The Man Who Planted Trees is the inspiring story of David Milarchâs quest to clone the biggest trees on the planet in order to save our forests and ecosystemâas well as a hopeful lesson about how each of us has the ability to make a difference.âWhen is the best time to plant a tree? Twenty years ago. The second best time? Today.ââChinese proverb Â Twenty years ago, David Milarch, a northern Michigan nurseryman with a penchant for hard living, had a vision: angels came to tell him that the earth was in trouble. Its trees were dying, and without them, human life was in jeopardy. The solution, they told him, was to clone the champion trees of the worldâthe largest, the hardiest, the ones that had survived millennia and were most resilient to climate changeâand create a kind of Noahâs ark of tree genetics. Without knowing if the message had any basis in science, or why heâd been chosen for this task, Milarch began his mission of cloning the worldâs great trees. Many scientists and tree experts told him it couldnât be done, but, twenty years later, his team has successfully cloned some of the worldâs oldest treesâamong them giant redwoods and sequoias. They have also grown seedlings from the oldest tree in the world, the bristlecone pine Methuselah. Â When New York Times journalist Jim Robbins came upon Milarchâs story, he was fascinated but had his doubts.

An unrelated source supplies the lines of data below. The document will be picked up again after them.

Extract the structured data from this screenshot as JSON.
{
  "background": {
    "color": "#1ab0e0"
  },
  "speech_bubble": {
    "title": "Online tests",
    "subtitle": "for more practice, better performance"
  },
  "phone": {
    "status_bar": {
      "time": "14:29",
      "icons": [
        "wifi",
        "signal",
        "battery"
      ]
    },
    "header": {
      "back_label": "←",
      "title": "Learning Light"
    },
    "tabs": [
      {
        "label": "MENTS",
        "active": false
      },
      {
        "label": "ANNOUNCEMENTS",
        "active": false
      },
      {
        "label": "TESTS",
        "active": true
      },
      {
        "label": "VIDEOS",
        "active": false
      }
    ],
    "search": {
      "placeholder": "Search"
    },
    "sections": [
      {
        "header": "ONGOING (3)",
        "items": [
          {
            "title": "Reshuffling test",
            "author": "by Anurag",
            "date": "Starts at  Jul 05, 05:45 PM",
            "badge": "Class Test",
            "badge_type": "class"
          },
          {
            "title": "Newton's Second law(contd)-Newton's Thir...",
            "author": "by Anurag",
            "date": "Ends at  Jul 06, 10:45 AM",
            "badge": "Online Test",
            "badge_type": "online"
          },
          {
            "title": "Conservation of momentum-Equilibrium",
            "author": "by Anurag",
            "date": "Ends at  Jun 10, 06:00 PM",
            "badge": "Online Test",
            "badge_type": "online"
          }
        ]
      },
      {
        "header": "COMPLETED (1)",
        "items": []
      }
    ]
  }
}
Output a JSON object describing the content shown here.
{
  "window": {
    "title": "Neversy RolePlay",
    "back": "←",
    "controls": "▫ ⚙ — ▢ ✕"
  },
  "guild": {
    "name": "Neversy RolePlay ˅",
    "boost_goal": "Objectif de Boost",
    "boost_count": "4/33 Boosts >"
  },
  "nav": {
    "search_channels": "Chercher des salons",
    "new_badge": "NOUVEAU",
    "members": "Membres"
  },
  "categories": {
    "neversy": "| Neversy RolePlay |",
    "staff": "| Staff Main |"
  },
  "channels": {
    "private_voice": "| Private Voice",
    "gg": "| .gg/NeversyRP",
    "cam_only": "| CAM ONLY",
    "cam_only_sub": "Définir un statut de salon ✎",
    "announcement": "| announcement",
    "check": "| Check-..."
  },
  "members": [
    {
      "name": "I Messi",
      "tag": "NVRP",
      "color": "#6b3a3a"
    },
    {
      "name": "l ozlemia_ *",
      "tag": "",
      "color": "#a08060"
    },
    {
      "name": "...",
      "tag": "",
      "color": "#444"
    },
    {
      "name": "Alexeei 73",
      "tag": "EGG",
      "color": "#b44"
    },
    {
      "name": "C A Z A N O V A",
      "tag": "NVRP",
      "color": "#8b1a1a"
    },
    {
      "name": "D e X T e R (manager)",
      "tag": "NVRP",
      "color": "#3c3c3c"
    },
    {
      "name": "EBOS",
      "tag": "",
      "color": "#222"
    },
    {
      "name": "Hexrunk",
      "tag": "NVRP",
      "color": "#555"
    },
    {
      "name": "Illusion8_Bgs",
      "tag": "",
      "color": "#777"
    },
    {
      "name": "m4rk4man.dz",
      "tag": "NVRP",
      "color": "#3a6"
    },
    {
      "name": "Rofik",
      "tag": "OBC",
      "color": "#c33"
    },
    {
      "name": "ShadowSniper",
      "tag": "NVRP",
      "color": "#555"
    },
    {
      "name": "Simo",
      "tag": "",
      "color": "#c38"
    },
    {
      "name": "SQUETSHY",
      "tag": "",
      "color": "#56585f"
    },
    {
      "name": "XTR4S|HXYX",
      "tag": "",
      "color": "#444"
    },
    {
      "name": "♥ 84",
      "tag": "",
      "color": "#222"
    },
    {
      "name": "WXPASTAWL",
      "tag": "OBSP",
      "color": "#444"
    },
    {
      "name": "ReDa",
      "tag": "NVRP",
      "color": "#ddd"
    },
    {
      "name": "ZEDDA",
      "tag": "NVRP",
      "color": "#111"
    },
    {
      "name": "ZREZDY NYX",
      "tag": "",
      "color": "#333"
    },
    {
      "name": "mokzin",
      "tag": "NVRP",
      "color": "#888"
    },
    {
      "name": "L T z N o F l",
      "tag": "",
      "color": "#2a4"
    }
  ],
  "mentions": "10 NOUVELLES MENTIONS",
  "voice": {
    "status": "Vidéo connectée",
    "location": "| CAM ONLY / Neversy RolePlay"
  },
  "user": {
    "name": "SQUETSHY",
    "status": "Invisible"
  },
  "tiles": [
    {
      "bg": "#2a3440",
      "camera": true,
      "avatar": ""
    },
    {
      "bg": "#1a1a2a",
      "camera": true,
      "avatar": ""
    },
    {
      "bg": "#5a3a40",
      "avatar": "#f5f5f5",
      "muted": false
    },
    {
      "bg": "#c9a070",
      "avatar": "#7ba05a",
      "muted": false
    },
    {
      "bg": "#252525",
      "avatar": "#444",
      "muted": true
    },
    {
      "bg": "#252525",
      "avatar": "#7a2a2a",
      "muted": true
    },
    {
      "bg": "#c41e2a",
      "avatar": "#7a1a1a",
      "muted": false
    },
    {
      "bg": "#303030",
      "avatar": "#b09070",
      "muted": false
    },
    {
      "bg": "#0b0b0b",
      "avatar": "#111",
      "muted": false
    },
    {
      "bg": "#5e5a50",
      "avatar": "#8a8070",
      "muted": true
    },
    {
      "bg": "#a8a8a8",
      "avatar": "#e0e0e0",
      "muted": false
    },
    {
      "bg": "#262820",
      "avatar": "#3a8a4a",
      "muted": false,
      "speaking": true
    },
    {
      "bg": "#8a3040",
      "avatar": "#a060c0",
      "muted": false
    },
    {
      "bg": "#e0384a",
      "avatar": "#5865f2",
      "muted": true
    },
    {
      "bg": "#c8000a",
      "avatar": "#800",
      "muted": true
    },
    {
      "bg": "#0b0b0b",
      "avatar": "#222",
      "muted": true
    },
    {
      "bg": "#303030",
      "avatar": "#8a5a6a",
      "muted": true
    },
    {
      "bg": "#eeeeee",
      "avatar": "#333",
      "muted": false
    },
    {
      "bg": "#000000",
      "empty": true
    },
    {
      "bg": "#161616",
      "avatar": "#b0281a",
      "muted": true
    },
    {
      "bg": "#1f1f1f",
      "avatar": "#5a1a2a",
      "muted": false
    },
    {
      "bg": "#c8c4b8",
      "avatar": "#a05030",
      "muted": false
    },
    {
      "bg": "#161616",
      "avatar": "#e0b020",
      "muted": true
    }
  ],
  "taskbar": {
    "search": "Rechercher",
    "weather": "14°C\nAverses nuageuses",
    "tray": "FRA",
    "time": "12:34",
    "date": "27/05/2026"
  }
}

Yet over several years, listening to Milarch and talking to scientists, he came to realize that there is so much we do not yet know about trees: how they die, how they communicate, the myriad crucial ways they filter water and air and otherwise support life on Earth. It became clear that as the planet changes, trees and forest are essential to assuring its survival.Praise for The Man Who Planted Trees âAbsorbing, eloquent and loving . . . While Robbinsâs tone is urgent, it doesnât compromise his crystal-clear science. . . . Even the smallest details here are fascinating.ââThe New York Times Book Review Â âThis is a story of miracles and obsession and love and survival. Told with Jim Robbinsâs signature clarity and eye for telling detail, The Man Who Planted Trees is also the most hopeful book Iâve read in years. I kept thinking of the end of Saint Francisâs wonderful prayer, âAnd may God bless you with enough foolishness to believe that you can make a difference in the world, so that you can do what others claim cannot be done.â ââAlexandra Fuller, author of Donât Letâs Go to the Dogs Tonight Â âScientists can be confined by their own thinkingâthey know what they know. Itâs amazing for one layman to come up with the idea of saving champion trees as a meaningful way to address the issues of biodiversity and climate change. This could be a grassroots solution to a global problem. A few million people selecting and planting the right trees for the right places could really make a difference.ââRamakrishna Nemani, earth scientistâThis provocative and stimulating look at an emerging aspect of environmental study should serve as a clarion call to those concerned with the fate of the worldâs forests as well as of the stately shade trees in their own backyards.ââBooklist This book was printed in the United States of America on Rolland Enviroâ˘ 100 Book, which is manufactured using FSC-certified 100% postconsumer fiber and meets permanent paper standards.
Science, Biological Sciences, Ecology,